Exercise instructions: The required lines are those that contain "KSeF"; pull them out of the data and copy them.
Dataset entries section start
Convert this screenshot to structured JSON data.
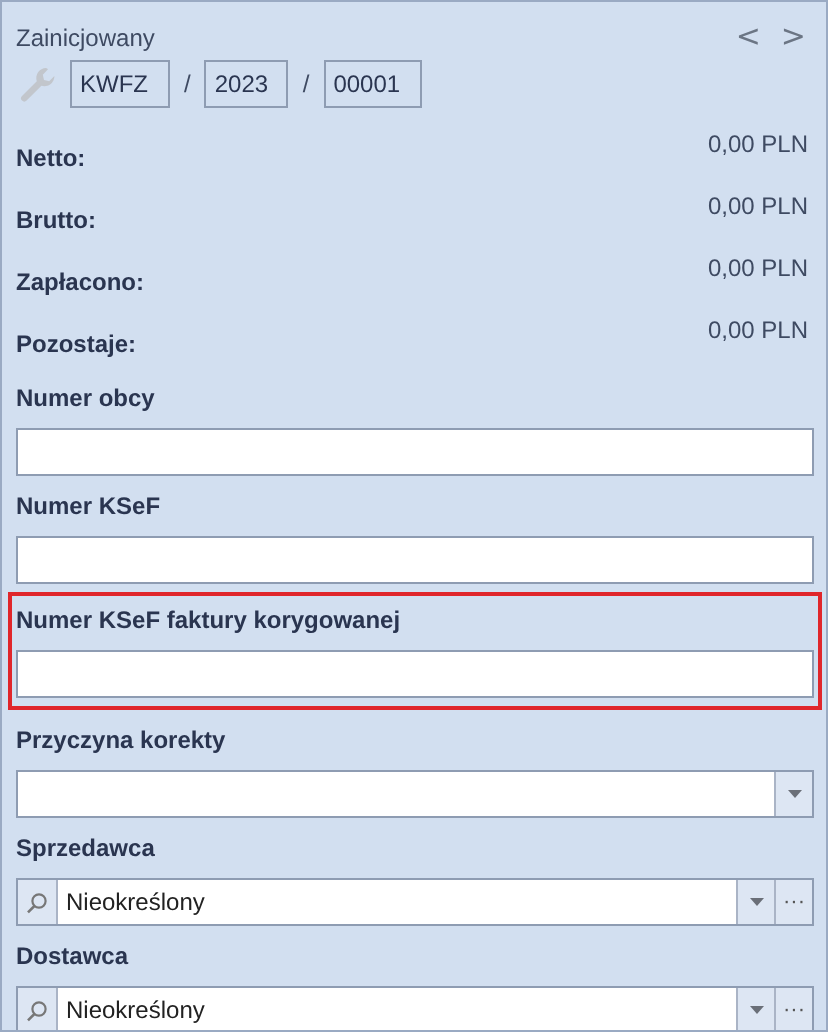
{
  "status": "Zainicjowany",
  "nav": {
    "prev": "<",
    "next": ">"
  },
  "document_number": {
    "parts": [
      "KWFZ",
      "2023",
      "00001"
    ],
    "separator": "/"
  },
  "amounts": [
    {
      "label": "Netto:",
      "value": "0,00 PLN"
    },
    {
      "label": "Brutto:",
      "value": "0,00 PLN"
    },
    {
      "label": "Zapłacono:",
      "value": "0,00 PLN"
    },
    {
      "label": "Pozostaje:",
      "value": "0,00 PLN"
    }
  ],
  "fields": [
    {
      "kind": "text",
      "label": "Numer obcy",
      "highlighted": false
    },
    {
      "kind": "text",
      "label": "Numer KSeF",
      "highlighted": false
    },
    {
      "kind": "text",
      "label": "Numer KSeF faktury korygowanej",
      "highlighted": true
    },
    {
      "kind": "dropdown",
      "label": "Przyczyna korekty",
      "highlighted": false
    },
    {
      "kind": "lookup",
      "label": "Sprzedawca",
      "value": "Nieokreślony",
      "more": "···",
      "highlighted": false
    },
    {
      "kind": "lookup",
      "label": "Dostawca",
      "value": "Nieokreślony",
      "more": "···",
      "highlighted": false
    }
  ]
}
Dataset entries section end
Answer to this task:
      "label": "Numer KSeF",
      "label": "Numer KSeF faktury korygowanej",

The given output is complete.